Actually, the way these people evade responsibility is by deluding themselves thinking that a-person-who-needs-help is ‘not contributing’ while also deluding themselves about the potential importance their own efforts may have. This is just one of many delusions that wealthy people often have to self-justify their wealth while many, many people work extremely hard and are paid a pittance (or nothing) for their time, expertise and labor. A common way in which particularly some academics evade responsibility is to offer an explanation and/or theory about a social problem, but then take no action to involve themselves to change things. Deluding ourselves that we can avoid dealing with reality, much of which happens to be extremely unpleasant and ugly, is a frightened and powerless way of approaching the world. Yet it is very common. Many people evade responsibility, of course, simply by believing and acting as if someone else, perhaps even ‘the government’, is ‘properly’ responsible. The most widespread ways of evading responsibility are to deny any responsibility for military violence while paying the taxes to finance it, denying any responsibility for adverse environmental and climate impacts while making no effort to reduce consumption, denying any responsibility for the exploitation of other people while buying the cheap products produced by their exploited (and sometimes slave) labor –all these with serious human rights connotations.
All of the above should not be interpreted to mean that we should all take responsibility for everything that is wrong with the world. There is, obviously, a great deal wrong and the most committed person cannot do something about all of it. However, we can make powerful choices, based on an assessment of the range of problems that interest us, to intervene in ways large or small to make a difference. This is vastly better than fearfully deluding ourselves and/or making token gestures.

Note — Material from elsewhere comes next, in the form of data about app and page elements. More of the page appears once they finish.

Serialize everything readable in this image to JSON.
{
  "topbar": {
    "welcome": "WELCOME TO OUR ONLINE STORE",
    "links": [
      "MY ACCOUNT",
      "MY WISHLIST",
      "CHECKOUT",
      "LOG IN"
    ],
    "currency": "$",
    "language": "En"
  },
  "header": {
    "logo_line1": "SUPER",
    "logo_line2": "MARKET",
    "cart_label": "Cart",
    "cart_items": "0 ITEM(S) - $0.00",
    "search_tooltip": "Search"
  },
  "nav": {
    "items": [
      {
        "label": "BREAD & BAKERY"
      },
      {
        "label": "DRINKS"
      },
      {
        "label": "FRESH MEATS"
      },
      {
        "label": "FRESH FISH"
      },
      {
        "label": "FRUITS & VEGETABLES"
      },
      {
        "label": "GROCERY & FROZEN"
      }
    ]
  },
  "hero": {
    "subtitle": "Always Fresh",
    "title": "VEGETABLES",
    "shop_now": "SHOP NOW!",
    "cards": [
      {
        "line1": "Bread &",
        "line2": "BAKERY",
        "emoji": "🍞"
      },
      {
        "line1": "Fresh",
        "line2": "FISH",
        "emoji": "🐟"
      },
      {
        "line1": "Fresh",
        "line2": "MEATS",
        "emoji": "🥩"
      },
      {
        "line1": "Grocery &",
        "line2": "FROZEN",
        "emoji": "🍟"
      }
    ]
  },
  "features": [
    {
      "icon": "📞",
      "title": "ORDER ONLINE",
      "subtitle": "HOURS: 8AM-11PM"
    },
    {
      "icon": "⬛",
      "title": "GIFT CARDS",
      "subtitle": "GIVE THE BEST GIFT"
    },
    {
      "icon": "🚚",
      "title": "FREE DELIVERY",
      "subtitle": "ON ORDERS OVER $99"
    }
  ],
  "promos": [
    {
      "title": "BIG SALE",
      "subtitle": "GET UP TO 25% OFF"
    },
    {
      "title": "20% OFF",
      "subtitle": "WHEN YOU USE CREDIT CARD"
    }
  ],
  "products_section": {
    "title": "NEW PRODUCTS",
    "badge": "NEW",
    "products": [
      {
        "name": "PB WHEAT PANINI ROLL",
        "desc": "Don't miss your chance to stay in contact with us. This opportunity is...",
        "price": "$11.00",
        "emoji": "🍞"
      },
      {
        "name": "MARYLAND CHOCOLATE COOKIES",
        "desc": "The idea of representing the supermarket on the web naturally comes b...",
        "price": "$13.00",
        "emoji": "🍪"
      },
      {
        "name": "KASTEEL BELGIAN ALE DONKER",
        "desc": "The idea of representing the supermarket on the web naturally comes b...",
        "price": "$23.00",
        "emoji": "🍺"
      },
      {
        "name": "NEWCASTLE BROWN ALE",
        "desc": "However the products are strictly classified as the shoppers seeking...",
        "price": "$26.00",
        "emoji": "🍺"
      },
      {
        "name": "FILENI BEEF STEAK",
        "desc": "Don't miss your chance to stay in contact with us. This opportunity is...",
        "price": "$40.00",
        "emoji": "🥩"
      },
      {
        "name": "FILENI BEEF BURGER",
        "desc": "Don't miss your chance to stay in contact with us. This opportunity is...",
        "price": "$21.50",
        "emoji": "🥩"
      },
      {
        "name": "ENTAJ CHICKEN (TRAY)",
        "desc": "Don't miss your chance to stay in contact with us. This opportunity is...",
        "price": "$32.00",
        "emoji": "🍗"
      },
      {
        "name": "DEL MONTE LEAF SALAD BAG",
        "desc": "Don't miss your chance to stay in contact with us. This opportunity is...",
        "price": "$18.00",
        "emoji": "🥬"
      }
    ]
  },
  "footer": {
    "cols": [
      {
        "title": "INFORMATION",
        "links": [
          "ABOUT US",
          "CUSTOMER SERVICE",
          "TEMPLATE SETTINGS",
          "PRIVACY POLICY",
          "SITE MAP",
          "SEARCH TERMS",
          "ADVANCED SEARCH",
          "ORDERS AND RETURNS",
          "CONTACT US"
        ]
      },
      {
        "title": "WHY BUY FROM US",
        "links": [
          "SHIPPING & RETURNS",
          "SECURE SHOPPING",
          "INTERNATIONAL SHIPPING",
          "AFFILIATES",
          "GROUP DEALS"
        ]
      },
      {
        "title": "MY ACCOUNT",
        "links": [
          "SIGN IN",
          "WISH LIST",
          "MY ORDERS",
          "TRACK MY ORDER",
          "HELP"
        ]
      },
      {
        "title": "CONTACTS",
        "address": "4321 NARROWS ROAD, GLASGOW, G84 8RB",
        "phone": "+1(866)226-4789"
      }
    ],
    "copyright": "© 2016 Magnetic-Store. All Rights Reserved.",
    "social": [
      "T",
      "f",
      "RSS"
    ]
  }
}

Moreover, powerful choices are vital in this world. We face a vast array of violent challenges, some of which threaten near-term human extinction. In this context, it is unwise to leave responsibility for getting us out of this mess to others, and particularly those insane elites whose political agents (who many still naively believe that we ‘elect’) so demonstrably fail to meaningfully address any of our major human rights, social, political, economic and environmental problems.
You may have had a good laugh at some of the examples above. The real challenge is to ask yourself this question: where do I evade responsibility? And to then ponder how you will take responsibility in the future. (Robert Burrowes) (January 14, 2017)